Continuing bonds

We know already that grief doesn’t ever end. There’s no resolution, and it’s not a journey – because journeys have destinations. Grief is a part of you and always will be.  

Building on this idea, researchers Klass, Silverman and Nickman proposed the theory of Continuing Bonds. For them, not only does grief remain a part of you, so does your relationship with your dead loved one. You remain connected to them, and your relationship can grow and change as you do. You’ll think of your person – their influence on you and the world – differently as time goes on. Their impact on your life doesn’t lessen with time, it matures with you.  

Talking to your loved one, wondering how they’d respond to something you’ve seen or done, keeping up with rituals or habits that bring them into your day-to-day life: these and any other things you do to feel connected are meaningful and healthy ways of carrying them with you.

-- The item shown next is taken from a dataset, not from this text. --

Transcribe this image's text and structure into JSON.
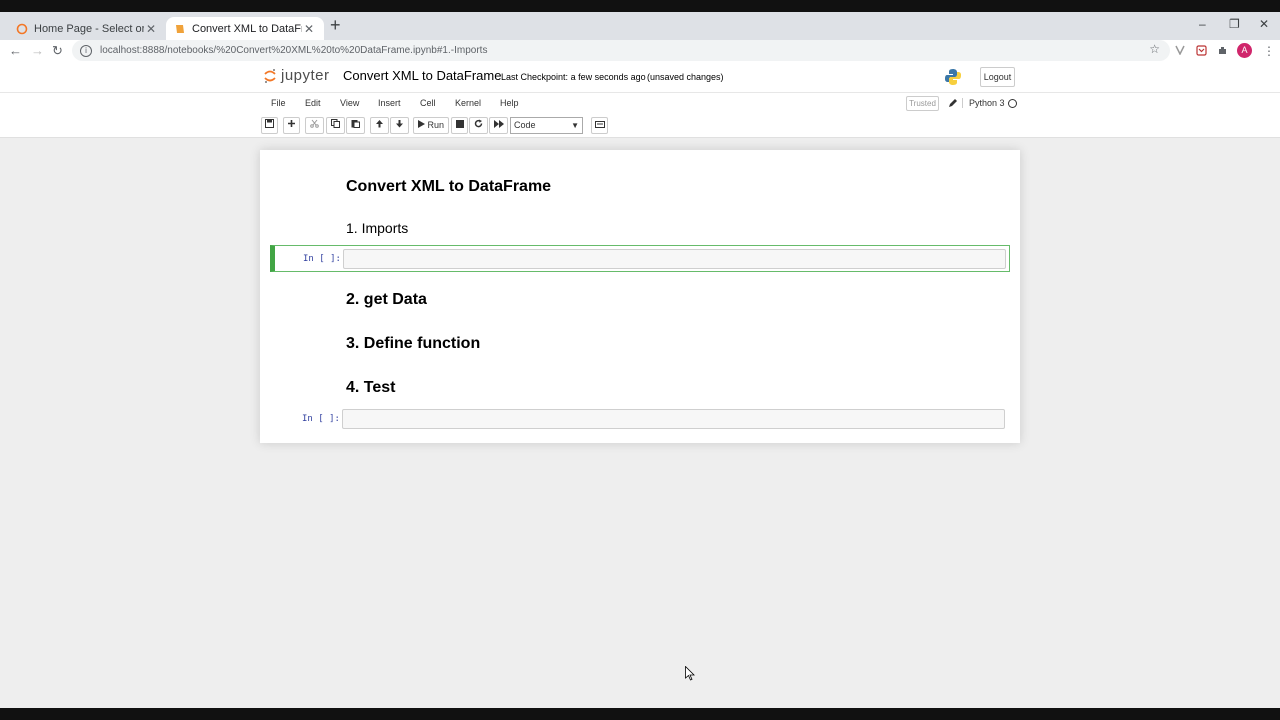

In conclusion

Grief is individual, and these are all just ideas. Take on board only the things that resonate with you.

We all experience grief, and most of us more than once. We’re still learning as a society to live alongside grief – not to fight it or try to force it into tidy boxes. Instead to let it exist in our lives in all its complexity; to live with it and grow with it.  

We hope these ways of thinking about grief can be a stepping stone to help you do just that.